**Task objective**
Below are entries; work out how many of their lines hold "post", giving only that number.

**The records**
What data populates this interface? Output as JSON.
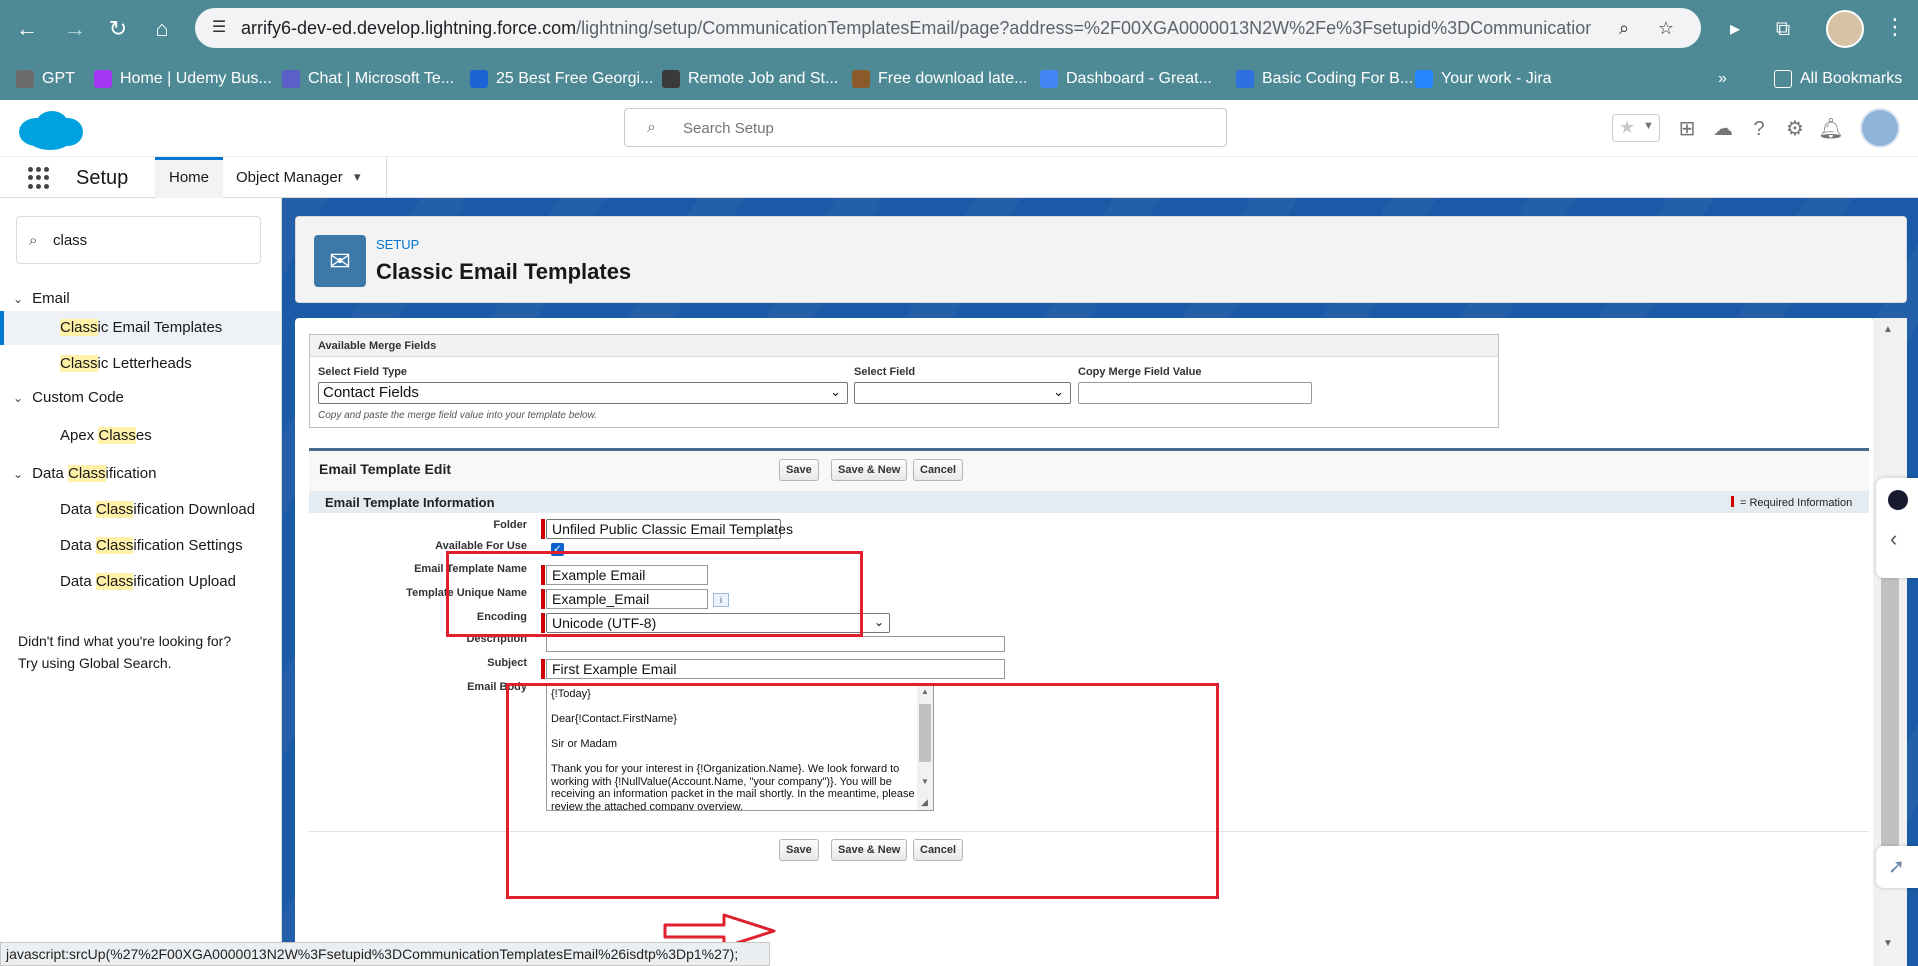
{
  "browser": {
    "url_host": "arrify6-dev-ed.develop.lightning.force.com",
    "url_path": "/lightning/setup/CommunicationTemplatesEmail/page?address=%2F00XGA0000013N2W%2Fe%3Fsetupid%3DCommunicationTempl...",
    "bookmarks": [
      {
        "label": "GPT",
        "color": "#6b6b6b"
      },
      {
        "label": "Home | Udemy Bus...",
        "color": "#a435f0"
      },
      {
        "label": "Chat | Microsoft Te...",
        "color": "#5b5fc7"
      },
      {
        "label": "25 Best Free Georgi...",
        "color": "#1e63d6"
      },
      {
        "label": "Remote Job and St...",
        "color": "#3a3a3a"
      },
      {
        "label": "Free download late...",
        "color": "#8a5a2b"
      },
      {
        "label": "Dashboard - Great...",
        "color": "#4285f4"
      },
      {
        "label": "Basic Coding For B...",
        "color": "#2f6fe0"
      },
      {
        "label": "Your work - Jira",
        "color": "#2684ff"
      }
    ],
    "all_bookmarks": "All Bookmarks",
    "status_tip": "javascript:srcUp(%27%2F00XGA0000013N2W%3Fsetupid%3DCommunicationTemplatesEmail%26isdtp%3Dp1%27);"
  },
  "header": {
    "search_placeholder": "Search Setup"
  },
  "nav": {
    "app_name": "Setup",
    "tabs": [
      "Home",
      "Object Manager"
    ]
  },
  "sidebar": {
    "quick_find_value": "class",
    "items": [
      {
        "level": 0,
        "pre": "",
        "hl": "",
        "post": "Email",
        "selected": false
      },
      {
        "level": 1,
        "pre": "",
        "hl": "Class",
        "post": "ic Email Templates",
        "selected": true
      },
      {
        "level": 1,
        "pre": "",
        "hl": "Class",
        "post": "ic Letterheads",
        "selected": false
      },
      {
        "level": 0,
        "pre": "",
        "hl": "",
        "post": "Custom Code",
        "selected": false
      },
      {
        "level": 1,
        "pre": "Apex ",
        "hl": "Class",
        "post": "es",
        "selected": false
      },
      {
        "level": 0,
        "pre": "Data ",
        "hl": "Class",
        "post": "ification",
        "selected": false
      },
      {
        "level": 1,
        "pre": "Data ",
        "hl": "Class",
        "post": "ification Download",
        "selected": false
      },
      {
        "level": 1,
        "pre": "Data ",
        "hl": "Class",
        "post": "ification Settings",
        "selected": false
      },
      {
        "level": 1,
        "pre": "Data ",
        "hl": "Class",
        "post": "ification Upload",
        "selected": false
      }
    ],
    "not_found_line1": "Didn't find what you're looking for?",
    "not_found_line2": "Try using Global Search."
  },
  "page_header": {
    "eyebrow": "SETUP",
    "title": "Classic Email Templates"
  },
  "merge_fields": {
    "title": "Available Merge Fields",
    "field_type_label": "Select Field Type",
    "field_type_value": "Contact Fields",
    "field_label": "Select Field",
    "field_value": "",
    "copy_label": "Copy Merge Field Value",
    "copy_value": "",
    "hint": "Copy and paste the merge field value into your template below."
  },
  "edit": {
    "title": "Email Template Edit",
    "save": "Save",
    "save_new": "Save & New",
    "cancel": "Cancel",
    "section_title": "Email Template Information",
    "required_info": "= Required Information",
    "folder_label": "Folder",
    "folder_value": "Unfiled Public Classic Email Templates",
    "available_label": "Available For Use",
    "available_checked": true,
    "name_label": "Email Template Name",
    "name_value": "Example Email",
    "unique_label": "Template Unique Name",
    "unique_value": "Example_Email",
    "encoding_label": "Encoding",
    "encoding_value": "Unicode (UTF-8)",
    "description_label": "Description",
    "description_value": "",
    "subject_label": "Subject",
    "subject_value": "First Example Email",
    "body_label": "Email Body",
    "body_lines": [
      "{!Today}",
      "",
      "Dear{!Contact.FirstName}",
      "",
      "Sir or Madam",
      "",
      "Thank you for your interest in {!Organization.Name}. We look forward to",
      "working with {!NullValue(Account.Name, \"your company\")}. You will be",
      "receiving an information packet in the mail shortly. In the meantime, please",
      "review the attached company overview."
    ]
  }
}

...

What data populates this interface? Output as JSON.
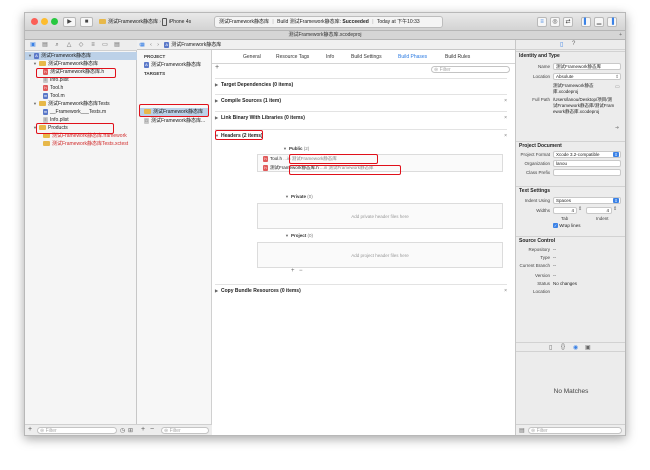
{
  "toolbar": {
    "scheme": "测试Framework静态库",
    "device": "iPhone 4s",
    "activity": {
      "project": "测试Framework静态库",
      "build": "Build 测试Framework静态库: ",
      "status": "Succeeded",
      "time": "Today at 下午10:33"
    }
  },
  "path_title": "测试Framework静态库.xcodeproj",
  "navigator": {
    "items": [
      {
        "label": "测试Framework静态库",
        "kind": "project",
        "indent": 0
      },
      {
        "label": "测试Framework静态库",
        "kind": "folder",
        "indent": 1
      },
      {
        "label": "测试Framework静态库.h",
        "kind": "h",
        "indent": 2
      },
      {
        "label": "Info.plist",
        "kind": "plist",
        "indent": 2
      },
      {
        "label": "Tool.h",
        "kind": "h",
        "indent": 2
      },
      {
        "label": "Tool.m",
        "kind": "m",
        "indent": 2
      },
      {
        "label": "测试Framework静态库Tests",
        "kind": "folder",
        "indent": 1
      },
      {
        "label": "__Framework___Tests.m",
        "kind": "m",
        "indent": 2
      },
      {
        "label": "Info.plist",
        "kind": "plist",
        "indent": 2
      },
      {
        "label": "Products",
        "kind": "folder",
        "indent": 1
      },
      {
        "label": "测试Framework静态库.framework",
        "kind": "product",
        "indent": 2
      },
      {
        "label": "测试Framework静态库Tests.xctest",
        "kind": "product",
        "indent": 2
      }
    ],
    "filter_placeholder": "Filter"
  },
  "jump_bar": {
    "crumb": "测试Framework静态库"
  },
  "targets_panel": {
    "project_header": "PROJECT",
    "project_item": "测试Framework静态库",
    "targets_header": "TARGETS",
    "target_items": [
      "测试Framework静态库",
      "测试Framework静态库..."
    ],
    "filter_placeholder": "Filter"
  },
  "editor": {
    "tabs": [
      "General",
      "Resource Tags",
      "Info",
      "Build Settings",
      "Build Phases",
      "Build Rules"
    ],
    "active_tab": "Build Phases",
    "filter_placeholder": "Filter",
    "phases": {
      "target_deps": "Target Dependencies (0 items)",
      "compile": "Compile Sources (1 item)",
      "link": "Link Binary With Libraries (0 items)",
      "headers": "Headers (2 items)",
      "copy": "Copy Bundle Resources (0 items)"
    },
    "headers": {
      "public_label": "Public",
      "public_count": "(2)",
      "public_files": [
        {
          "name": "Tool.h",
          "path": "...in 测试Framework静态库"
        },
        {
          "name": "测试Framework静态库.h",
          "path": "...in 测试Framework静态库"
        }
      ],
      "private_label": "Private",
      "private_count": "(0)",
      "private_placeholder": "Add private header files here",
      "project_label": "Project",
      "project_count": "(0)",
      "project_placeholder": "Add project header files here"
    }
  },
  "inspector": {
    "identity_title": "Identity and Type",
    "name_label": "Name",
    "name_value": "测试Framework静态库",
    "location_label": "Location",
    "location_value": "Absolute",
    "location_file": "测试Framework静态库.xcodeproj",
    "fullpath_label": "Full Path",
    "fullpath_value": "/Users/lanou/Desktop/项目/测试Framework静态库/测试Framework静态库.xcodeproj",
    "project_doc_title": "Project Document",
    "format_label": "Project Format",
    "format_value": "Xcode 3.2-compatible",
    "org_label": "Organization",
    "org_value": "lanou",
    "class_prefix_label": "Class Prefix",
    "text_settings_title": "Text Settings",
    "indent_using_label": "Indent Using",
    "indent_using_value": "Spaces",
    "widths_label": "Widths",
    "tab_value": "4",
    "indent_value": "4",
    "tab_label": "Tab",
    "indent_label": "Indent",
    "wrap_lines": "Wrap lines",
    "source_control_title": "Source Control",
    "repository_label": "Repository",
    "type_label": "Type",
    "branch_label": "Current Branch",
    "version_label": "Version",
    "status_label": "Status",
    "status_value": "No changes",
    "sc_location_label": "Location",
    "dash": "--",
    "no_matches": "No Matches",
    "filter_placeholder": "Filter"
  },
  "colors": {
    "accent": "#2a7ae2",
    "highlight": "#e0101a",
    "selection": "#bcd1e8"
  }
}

**Result of the exercise**
9